[[ Material provided, beginning ]]

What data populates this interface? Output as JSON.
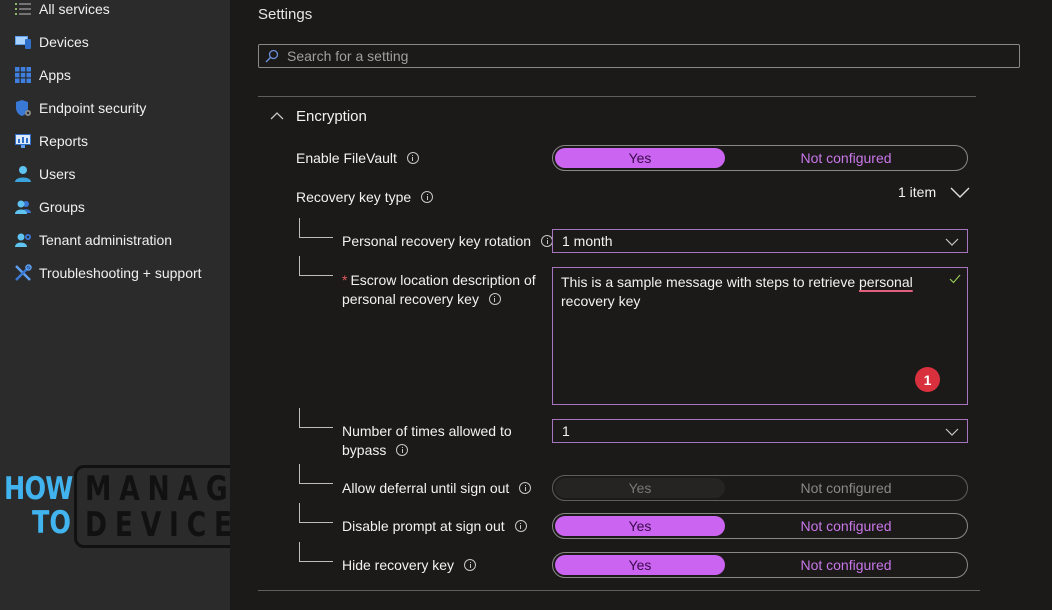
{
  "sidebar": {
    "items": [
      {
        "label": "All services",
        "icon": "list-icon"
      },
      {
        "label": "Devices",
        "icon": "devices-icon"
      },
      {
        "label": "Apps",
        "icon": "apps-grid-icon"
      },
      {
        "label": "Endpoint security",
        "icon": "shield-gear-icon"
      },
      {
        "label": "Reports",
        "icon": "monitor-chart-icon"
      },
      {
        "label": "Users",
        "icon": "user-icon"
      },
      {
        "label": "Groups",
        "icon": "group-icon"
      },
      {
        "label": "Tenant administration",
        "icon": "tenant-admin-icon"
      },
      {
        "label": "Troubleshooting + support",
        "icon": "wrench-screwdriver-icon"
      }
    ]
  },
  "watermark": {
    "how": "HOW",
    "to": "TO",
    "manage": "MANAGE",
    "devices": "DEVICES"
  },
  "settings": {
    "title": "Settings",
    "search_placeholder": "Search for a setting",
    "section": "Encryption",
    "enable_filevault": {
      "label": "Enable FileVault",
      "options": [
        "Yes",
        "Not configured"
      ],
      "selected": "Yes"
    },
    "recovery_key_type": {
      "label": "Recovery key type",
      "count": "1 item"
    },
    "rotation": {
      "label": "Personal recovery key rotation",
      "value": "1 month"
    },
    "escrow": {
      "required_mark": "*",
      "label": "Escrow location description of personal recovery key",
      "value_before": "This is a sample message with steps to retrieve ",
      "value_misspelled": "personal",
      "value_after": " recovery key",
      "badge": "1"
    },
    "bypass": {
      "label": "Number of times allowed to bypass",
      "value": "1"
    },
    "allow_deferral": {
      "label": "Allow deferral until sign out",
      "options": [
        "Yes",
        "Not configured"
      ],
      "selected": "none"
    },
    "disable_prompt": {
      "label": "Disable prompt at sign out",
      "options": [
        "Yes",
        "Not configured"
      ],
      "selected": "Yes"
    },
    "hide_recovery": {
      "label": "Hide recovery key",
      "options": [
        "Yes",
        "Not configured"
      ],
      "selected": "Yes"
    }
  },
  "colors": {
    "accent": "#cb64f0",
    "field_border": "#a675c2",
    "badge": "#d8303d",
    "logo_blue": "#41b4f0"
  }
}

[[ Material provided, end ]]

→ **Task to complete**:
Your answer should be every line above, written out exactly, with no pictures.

→ **Exercise output**:
What data populates this interface? Output as JSON.
{
  "sidebar": {
    "items": [
      {
        "label": "All services",
        "icon": "list-icon"
      },
      {
        "label": "Devices",
        "icon": "devices-icon"
      },
      {
        "label": "Apps",
        "icon": "apps-grid-icon"
      },
      {
        "label": "Endpoint security",
        "icon": "shield-gear-icon"
      },
      {
        "label": "Reports",
        "icon": "monitor-chart-icon"
      },
      {
        "label": "Users",
        "icon": "user-icon"
      },
      {
        "label": "Groups",
        "icon": "group-icon"
      },
      {
        "label": "Tenant administration",
        "icon": "tenant-admin-icon"
      },
      {
        "label": "Troubleshooting + support",
        "icon": "wrench-screwdriver-icon"
      }
    ]
  },
  "watermark": {
    "how": "HOW",
    "to": "TO",
    "manage": "MANAGE",
    "devices": "DEVICES"
  },
  "settings": {
    "title": "Settings",
    "search_placeholder": "Search for a setting",
    "section": "Encryption",
    "enable_filevault": {
      "label": "Enable FileVault",
      "options": [
        "Yes",
        "Not configured"
      ],
      "selected": "Yes"
    },
    "recovery_key_type": {
      "label": "Recovery key type",
      "count": "1 item"
    },
    "rotation": {
      "label": "Personal recovery key rotation",
      "value": "1 month"
    },
    "escrow": {
      "required_mark": "*",
      "label": "Escrow location description of personal recovery key",
      "value_before": "This is a sample message with steps to retrieve ",
      "value_misspelled": "personal",
      "value_after": " recovery key",
      "badge": "1"
    },
    "bypass": {
      "label": "Number of times allowed to bypass",
      "value": "1"
    },
    "allow_deferral": {
      "label": "Allow deferral until sign out",
      "options": [
        "Yes",
        "Not configured"
      ],
      "selected": "none"
    },
    "disable_prompt": {
      "label": "Disable prompt at sign out",
      "options": [
        "Yes",
        "Not configured"
      ],
      "selected": "Yes"
    },
    "hide_recovery": {
      "label": "Hide recovery key",
      "options": [
        "Yes",
        "Not configured"
      ],
      "selected": "Yes"
    }
  },
  "colors": {
    "accent": "#cb64f0",
    "field_border": "#a675c2",
    "badge": "#d8303d",
    "logo_blue": "#41b4f0"
  }
}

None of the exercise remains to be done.